15 views (last 30 days)
Dimitrios Bentis on 31 Mar 2018
Edited: Adam Danz on 30 Apr 2021
Hi everyone!
Plotting the lsline in a scatter plot I get the least squares line but it is stretched out of the period with the data as can be seen below. Is there anyway I can have it only above the period of interest (the period that I have data, 1976-2016)?
dpb on 31 Mar 2018
Well, unfortunately, lsline doesn't help much for anything other than the default case; there's no way to find out what the coefficients are so nothing you can do with it.
That kind of thing is why asked about how you'd created the line...
Adam Danz on 30 Apr 2021
Edited: Adam Danz on 30 Apr 2021
Using polyfit or fitlm is the way to go but because I'm drawn to finding alternatives, here's a workaround that only relies on lsline.
Before calling lsline, set axis tight or set xlim to the range of your data, then call lsline, then set your desired axis limits.
x = linspace(1975,2017,50);
y = rand(size(x))*50+130;
plot(x, y, 'o')
axis tight
lsline
xlim([1970,2020])
ylim([0,350])

dpb on 31 Mar 2018
Edited: dpb on 31 Mar 2018
If you need to do more than what lsline does which is to draw the line from the axis limits but not give anything else useful for modifying it; then you have to fit the line itself.
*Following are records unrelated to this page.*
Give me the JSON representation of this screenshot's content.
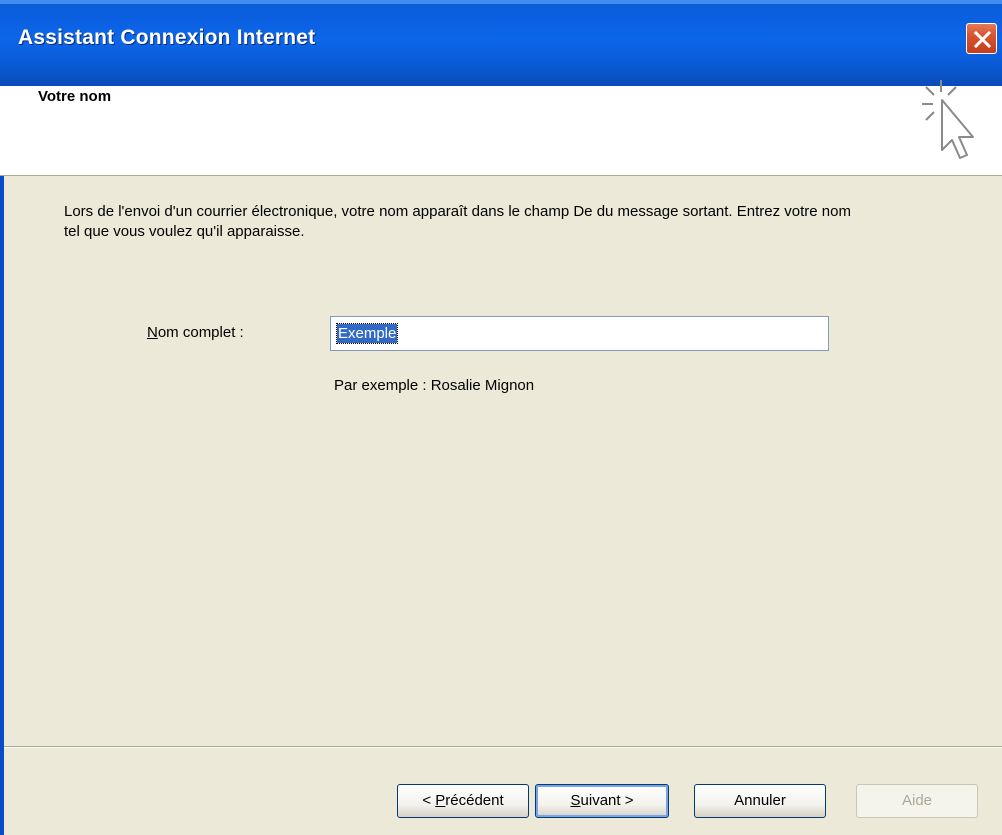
{
  "window": {
    "title": "Assistant Connexion Internet"
  },
  "header": {
    "title": "Votre nom",
    "icon": "wizard-cursor-icon"
  },
  "body": {
    "instructions": "Lors de l'envoi d'un courrier électronique, votre nom apparaît dans le champ De du message sortant. Entrez votre nom tel que vous voulez qu'il apparaisse.",
    "name_label_mnemonic": "N",
    "name_label_rest": "om complet :",
    "name_value": "Exemple",
    "hint": "Par exemple : Rosalie Mignon"
  },
  "buttons": {
    "prev_prefix": "< ",
    "prev_mnemonic": "P",
    "prev_rest": "récédent",
    "next_mnemonic": "S",
    "next_rest": "uivant >",
    "cancel": "Annuler",
    "help": "Aide",
    "help_enabled": false
  },
  "colors": {
    "titlebar": "#0a5fd9",
    "dialog_bg": "#ece9d8",
    "selection": "#316ac5",
    "close": "#d9532e"
  }
}
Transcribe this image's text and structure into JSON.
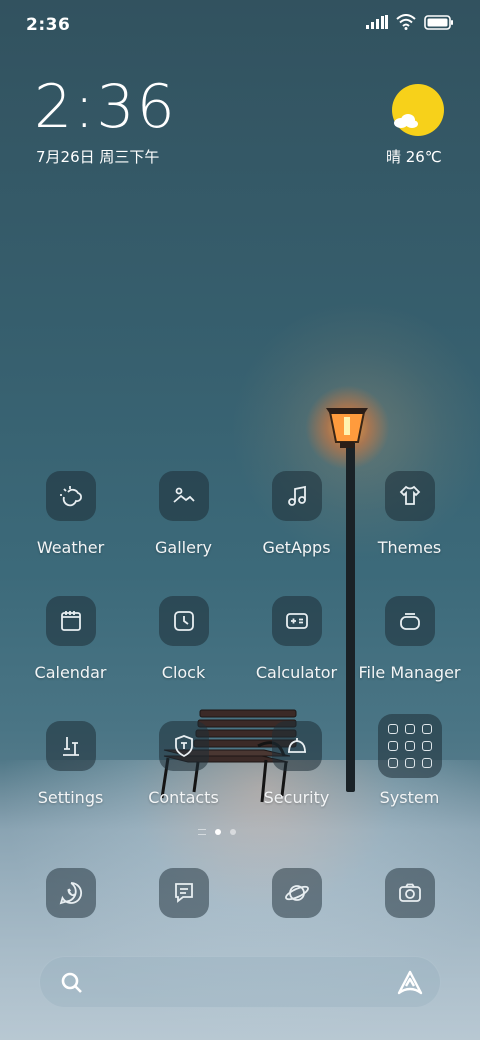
{
  "status_bar": {
    "time": "2:36",
    "icons": [
      "signal-icon",
      "wifi-icon",
      "battery-icon"
    ]
  },
  "clock_widget": {
    "time": "2:36",
    "date": "7月26日 周三下午"
  },
  "weather_widget": {
    "icon": "sun-cloud-icon",
    "text": "晴 26℃"
  },
  "apps": [
    {
      "label": "Weather",
      "icon": "weather-icon"
    },
    {
      "label": "Gallery",
      "icon": "gallery-icon"
    },
    {
      "label": "GetApps",
      "icon": "music-note-icon"
    },
    {
      "label": "Themes",
      "icon": "themes-icon"
    },
    {
      "label": "Calendar",
      "icon": "calendar-icon"
    },
    {
      "label": "Clock",
      "icon": "clock-icon"
    },
    {
      "label": "Calculator",
      "icon": "calculator-icon"
    },
    {
      "label": "File Manager",
      "icon": "file-manager-icon"
    },
    {
      "label": "Settings",
      "icon": "settings-icon"
    },
    {
      "label": "Contacts",
      "icon": "contacts-icon"
    },
    {
      "label": "Security",
      "icon": "security-icon"
    },
    {
      "label": "System",
      "icon": "folder-icon"
    }
  ],
  "page_indicator": {
    "pages": 3,
    "current": 2
  },
  "dock": [
    {
      "icon": "phone-icon"
    },
    {
      "icon": "messages-icon"
    },
    {
      "icon": "browser-icon"
    },
    {
      "icon": "camera-icon"
    }
  ],
  "search_bar": {
    "left_icon": "search-icon",
    "right_icon": "assistant-icon"
  },
  "colors": {
    "sun": "#f7d11a",
    "lamp_glow": "#ff8a3a",
    "tile_bg": "#1e2d37"
  }
}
I really don't understand TMW's thinking on a bunch of this stuff... :(
You've got a time axis; none of the fitting routines I tried here with R2016b are datetime aware so will illustrate with datenum; same idea if you have a more recent release and does work with datetime
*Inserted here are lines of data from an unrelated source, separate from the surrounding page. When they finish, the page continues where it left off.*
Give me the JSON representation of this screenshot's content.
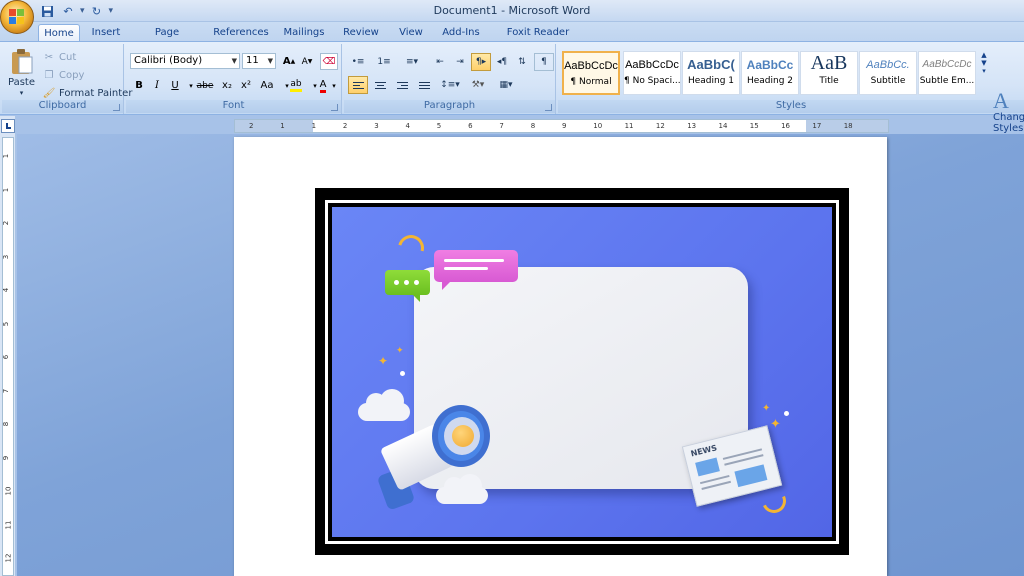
{
  "window": {
    "title": "Document1 - Microsoft Word"
  },
  "quick_access": {
    "save_icon": "save-icon",
    "undo_icon": "undo-icon",
    "redo_icon": "redo-icon"
  },
  "tabs": [
    {
      "label": "Home"
    },
    {
      "label": "Insert"
    },
    {
      "label": "Page Layout"
    },
    {
      "label": "References"
    },
    {
      "label": "Mailings"
    },
    {
      "label": "Review"
    },
    {
      "label": "View"
    },
    {
      "label": "Add-Ins"
    },
    {
      "label": "Foxit Reader PDF"
    }
  ],
  "clipboard": {
    "paste": "Paste",
    "cut": "Cut",
    "copy": "Copy",
    "format_painter": "Format Painter",
    "label": "Clipboard"
  },
  "font": {
    "family": "Calibri (Body)",
    "size": "11",
    "label": "Font",
    "buttons": [
      "B",
      "I",
      "U",
      "abe",
      "x₂",
      "x²",
      "Aa"
    ]
  },
  "paragraph": {
    "label": "Paragraph"
  },
  "styles": {
    "label": "Styles",
    "tiles": [
      {
        "sample": "AaBbCcDc",
        "name": "¶ Normal"
      },
      {
        "sample": "AaBbCcDc",
        "name": "¶ No Spaci..."
      },
      {
        "sample": "AaBbC(",
        "name": "Heading 1"
      },
      {
        "sample": "AaBbCc",
        "name": "Heading 2"
      },
      {
        "sample": "AaB",
        "name": "Title"
      },
      {
        "sample": "AaBbCc.",
        "name": "Subtitle"
      },
      {
        "sample": "AaBbCcDc",
        "name": "Subtle Em..."
      }
    ],
    "change_styles": "Change Styles"
  },
  "ruler": {
    "h_ticks": [
      "2",
      "1",
      "1",
      "2",
      "3",
      "4",
      "5",
      "6",
      "7",
      "8",
      "9",
      "10",
      "11",
      "12",
      "13",
      "14",
      "15",
      "16",
      "17",
      "18"
    ],
    "v_ticks": [
      "1",
      "1",
      "2",
      "3",
      "4",
      "5",
      "6",
      "7",
      "8",
      "9",
      "10",
      "11",
      "12"
    ]
  },
  "picture": {
    "news_header": "NEWS",
    "colors": {
      "background": "#5c74ee",
      "card": "#eceef3",
      "pink_bubble": "#e06ad8",
      "green_bubble": "#7ccc2c",
      "megaphone": "#4a86e8",
      "accent": "#f3b534"
    }
  }
}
>> dn=datenum(1975,1:3:128,1).'; % a stretch of datenums
>> w=50*rand(size(dn))+140; % some data to go with it
>> plot(dn,w,'0')
>> ylim([0 350])
>> datetick('x','keeplimits')
>> lsline % put the default lsline on for comparison later...
>> b=fitlm(dn,w,'linear') % do a linear fit...
b =
Linear regression model:
y ~ 1 + x1
Estimated Coefficients:
Estimate SE tStat pValue
_________ _________ ________ _______
(Intercept) -1333.7 1376.8 -0.96873 0.33836
x1 0.0020712 0.0019036 1.0881 0.28291
Number of observations: 43, Error degrees of freedom: 41
Root Mean Squared Error: 14.1
F-statistic vs. constant model: 1.18, p-value = 0.283
>> hold on % to add to the plot
>> hLS=plot([dn(1);dn(end)],b.predict([dn(1);dn(end)]),'r-'); % add the LS fit over data range
This gives:
so you can see is the same line just limited to the range of the data.

Scott MacKenzie on 17 Apr 2021
As noted, lsline isn't very useful beyond its default behaviour. To constrain the limits of the regression line, a simple option is to use polyfit and line, as below.
x = [5 7 3 8 6 9];
y = [4 5 3 6 5 7];
scatter(x,y);
axis([0 10 0 10]);
p = polyfit(x, y, 1);
m = p(1); % slope
b = p(2); % intercept
line([min(x) max(x)], [m*min(x)+b m*max(x)+b], 'color', 'r');
This yields